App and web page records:
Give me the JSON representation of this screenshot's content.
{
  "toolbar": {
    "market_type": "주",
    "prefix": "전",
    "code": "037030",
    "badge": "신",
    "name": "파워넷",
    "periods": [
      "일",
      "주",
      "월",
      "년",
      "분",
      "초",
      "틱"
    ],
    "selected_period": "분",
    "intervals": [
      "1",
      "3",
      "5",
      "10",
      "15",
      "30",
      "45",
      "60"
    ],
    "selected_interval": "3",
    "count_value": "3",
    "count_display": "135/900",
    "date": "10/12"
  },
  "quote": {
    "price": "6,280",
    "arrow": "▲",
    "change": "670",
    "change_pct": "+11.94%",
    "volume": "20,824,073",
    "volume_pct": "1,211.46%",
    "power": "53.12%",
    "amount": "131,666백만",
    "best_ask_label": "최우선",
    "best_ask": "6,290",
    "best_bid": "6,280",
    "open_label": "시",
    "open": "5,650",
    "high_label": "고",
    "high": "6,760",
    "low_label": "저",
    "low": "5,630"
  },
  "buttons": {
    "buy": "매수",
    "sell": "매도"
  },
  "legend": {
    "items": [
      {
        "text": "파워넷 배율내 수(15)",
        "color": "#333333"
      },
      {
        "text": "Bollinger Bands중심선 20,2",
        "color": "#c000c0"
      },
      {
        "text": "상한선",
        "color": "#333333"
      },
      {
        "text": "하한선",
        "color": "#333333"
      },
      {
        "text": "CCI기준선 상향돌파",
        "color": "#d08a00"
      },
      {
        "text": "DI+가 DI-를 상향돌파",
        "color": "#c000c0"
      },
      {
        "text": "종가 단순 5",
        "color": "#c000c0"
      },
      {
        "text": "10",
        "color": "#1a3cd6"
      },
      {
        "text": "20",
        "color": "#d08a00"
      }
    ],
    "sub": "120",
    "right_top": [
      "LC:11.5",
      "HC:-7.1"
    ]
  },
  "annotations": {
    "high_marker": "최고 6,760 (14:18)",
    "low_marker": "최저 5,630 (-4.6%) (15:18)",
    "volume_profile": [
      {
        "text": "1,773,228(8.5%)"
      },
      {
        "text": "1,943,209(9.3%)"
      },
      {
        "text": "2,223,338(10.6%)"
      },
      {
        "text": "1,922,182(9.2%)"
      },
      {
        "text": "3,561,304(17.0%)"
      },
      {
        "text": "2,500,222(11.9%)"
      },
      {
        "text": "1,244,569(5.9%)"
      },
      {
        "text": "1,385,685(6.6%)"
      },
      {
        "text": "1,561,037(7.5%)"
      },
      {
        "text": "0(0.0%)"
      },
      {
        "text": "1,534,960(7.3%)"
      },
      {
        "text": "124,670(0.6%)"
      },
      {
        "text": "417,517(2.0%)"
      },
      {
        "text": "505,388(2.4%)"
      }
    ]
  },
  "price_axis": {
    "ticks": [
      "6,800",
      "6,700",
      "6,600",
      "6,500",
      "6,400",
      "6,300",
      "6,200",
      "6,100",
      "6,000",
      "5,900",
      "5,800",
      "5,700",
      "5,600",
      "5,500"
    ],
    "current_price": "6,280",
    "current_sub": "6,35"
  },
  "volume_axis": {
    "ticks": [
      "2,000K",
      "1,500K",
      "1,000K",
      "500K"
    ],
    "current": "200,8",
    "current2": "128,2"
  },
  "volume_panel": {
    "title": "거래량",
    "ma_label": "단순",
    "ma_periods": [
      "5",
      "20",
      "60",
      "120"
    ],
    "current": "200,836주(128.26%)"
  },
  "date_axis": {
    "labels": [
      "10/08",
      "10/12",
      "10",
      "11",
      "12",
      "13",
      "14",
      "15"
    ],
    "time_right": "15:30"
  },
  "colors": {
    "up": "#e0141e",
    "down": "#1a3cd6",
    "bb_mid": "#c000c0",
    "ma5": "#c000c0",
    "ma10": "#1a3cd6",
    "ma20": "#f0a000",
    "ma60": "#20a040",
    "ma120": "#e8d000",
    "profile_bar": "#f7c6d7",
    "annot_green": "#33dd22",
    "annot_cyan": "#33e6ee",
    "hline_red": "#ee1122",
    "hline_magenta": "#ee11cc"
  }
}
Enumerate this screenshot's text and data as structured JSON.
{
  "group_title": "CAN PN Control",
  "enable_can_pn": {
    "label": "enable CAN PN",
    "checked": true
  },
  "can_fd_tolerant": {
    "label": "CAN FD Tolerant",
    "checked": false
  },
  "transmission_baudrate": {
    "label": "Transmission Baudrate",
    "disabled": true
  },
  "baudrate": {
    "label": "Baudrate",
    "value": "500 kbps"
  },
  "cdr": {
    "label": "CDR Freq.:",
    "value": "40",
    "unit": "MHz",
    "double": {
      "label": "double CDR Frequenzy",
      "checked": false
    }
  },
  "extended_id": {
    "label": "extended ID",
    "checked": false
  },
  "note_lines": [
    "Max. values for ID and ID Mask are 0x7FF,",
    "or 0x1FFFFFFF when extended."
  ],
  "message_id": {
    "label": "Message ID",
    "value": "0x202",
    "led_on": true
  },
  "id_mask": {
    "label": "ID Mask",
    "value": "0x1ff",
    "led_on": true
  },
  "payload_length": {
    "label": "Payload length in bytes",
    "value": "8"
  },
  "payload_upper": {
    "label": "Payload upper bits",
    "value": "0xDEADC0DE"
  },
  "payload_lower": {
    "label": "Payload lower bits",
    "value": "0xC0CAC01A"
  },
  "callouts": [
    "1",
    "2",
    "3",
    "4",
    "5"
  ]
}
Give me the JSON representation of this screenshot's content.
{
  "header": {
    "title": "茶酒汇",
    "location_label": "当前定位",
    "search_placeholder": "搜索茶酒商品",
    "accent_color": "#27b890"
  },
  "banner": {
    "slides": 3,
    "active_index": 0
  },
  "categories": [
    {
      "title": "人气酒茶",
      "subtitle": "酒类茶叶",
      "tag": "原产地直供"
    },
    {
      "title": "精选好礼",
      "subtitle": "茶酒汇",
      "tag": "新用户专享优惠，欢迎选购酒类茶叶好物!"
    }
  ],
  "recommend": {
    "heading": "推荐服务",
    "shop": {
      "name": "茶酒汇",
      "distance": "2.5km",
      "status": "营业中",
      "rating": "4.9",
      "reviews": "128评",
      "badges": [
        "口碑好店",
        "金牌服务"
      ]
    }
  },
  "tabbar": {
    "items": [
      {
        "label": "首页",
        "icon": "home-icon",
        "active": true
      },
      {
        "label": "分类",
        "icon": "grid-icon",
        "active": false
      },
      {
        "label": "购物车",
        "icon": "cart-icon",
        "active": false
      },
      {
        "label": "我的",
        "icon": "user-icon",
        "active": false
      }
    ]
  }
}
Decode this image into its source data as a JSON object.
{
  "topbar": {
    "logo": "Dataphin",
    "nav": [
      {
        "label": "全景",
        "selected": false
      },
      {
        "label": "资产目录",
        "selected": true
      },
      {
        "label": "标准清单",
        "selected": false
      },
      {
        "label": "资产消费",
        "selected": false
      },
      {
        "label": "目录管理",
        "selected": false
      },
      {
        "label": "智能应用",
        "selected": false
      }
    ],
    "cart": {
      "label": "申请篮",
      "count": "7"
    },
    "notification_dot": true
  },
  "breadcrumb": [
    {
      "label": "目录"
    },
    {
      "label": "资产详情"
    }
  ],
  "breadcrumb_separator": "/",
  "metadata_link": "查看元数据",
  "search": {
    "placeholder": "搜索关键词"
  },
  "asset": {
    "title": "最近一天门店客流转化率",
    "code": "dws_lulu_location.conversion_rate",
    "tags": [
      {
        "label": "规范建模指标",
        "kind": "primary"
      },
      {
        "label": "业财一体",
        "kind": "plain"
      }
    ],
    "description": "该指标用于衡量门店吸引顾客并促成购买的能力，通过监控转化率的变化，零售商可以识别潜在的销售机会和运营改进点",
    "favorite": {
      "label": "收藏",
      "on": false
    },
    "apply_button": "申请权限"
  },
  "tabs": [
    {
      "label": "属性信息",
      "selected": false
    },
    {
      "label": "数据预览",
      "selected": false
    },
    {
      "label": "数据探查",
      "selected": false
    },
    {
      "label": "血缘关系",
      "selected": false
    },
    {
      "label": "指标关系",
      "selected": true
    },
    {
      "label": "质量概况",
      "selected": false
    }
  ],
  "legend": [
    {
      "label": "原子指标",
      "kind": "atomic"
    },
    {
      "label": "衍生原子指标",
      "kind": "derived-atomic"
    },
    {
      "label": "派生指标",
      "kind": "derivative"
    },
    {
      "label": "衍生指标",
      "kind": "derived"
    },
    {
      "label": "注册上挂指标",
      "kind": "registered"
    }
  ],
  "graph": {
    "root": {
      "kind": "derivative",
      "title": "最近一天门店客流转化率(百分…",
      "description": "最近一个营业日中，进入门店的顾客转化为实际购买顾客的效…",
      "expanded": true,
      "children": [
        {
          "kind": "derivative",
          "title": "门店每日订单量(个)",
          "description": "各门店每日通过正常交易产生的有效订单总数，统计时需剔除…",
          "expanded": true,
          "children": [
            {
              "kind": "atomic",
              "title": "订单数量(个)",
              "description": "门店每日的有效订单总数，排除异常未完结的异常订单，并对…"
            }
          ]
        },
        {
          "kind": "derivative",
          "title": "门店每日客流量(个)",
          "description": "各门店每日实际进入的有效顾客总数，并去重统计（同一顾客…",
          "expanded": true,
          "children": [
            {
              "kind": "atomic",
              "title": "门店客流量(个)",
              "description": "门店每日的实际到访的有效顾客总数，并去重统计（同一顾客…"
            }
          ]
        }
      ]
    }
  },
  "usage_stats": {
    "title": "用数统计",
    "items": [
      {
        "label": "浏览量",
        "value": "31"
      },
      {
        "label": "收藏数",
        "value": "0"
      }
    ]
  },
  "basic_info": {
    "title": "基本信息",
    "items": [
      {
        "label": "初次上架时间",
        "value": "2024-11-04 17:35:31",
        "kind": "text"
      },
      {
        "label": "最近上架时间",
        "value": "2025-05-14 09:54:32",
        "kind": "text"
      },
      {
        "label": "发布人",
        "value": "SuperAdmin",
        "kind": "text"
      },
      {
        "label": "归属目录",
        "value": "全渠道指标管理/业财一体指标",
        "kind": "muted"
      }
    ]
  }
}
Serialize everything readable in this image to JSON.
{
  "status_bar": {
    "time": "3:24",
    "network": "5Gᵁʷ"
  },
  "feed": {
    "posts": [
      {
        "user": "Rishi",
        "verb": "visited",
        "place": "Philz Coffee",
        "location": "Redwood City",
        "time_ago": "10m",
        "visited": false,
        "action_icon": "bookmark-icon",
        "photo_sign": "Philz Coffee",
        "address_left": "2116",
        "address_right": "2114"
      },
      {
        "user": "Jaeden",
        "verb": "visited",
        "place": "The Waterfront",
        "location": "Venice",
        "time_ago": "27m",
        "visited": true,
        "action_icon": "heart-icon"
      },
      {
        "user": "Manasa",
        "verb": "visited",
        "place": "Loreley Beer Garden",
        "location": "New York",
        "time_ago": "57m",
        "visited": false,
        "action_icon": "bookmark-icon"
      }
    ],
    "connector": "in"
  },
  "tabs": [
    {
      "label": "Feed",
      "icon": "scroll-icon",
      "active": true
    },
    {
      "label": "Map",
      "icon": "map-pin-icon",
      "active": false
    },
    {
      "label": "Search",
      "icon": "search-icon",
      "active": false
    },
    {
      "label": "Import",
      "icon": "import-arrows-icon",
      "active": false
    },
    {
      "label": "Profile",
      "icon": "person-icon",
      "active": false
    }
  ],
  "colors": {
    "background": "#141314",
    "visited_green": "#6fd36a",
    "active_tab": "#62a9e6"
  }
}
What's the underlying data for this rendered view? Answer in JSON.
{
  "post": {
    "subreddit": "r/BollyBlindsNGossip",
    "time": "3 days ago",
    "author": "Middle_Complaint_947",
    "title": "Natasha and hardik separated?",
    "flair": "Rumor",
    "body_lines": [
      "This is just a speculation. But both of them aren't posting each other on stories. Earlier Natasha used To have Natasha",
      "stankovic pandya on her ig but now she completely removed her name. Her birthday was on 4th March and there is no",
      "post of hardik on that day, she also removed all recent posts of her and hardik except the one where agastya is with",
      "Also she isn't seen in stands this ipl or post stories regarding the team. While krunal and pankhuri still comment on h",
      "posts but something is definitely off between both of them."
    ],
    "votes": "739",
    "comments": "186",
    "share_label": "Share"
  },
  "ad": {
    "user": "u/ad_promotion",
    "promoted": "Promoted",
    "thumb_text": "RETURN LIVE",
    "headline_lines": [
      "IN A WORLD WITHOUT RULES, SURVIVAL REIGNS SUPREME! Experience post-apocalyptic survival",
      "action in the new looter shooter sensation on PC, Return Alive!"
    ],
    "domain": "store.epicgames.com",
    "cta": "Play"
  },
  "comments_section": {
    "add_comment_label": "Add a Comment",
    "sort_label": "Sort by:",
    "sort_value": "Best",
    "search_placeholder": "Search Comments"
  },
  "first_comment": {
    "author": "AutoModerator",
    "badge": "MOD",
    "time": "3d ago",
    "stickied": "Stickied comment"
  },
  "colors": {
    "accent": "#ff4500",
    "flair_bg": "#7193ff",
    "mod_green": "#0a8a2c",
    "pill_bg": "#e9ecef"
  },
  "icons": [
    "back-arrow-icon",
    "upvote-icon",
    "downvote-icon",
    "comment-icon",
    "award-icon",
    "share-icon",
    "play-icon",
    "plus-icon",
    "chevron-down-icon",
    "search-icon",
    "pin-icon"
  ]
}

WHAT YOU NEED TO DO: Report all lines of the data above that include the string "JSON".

FINISHED EXERCISE:
Give me the JSON representation of this screenshot's content.
Enumerate this screenshot's text and data as structured JSON.
Give me the JSON representation of this screenshot's content.
Decode this image into its source data as a JSON object.
Serialize everything readable in this image to JSON.
What's the underlying data for this rendered view? Answer in JSON.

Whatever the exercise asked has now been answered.